START Excerpted records
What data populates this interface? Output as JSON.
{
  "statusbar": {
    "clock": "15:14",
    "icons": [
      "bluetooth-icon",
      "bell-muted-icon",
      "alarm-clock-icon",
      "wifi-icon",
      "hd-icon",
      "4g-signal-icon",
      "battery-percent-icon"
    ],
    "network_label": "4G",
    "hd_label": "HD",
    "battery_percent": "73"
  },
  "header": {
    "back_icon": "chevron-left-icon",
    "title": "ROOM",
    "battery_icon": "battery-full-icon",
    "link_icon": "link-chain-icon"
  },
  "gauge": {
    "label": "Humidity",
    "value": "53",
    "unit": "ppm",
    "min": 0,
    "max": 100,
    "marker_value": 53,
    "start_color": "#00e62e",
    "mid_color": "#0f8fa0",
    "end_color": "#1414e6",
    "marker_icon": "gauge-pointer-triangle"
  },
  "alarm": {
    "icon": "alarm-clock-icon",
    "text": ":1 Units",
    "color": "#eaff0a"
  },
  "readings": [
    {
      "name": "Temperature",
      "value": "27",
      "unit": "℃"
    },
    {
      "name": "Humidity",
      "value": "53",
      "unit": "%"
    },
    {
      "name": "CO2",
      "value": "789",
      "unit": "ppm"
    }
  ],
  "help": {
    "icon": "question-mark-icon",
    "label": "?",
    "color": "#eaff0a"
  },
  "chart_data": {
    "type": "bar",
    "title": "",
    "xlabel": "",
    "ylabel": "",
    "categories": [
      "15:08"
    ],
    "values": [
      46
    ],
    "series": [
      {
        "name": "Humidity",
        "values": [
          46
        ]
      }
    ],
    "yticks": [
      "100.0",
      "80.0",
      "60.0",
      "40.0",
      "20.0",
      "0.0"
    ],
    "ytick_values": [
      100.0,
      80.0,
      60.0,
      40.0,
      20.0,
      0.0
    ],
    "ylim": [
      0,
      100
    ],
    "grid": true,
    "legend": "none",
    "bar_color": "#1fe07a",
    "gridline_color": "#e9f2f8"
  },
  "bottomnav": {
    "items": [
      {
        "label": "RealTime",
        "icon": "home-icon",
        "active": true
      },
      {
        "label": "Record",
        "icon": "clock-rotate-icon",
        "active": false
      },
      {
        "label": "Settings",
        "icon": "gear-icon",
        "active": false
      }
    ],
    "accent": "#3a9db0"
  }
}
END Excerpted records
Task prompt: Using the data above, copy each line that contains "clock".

Answer to this exercise:
    "clock": "15:14",
      "alarm-clock-icon",
    "icon": "alarm-clock-icon",
        "icon": "clock-rotate-icon",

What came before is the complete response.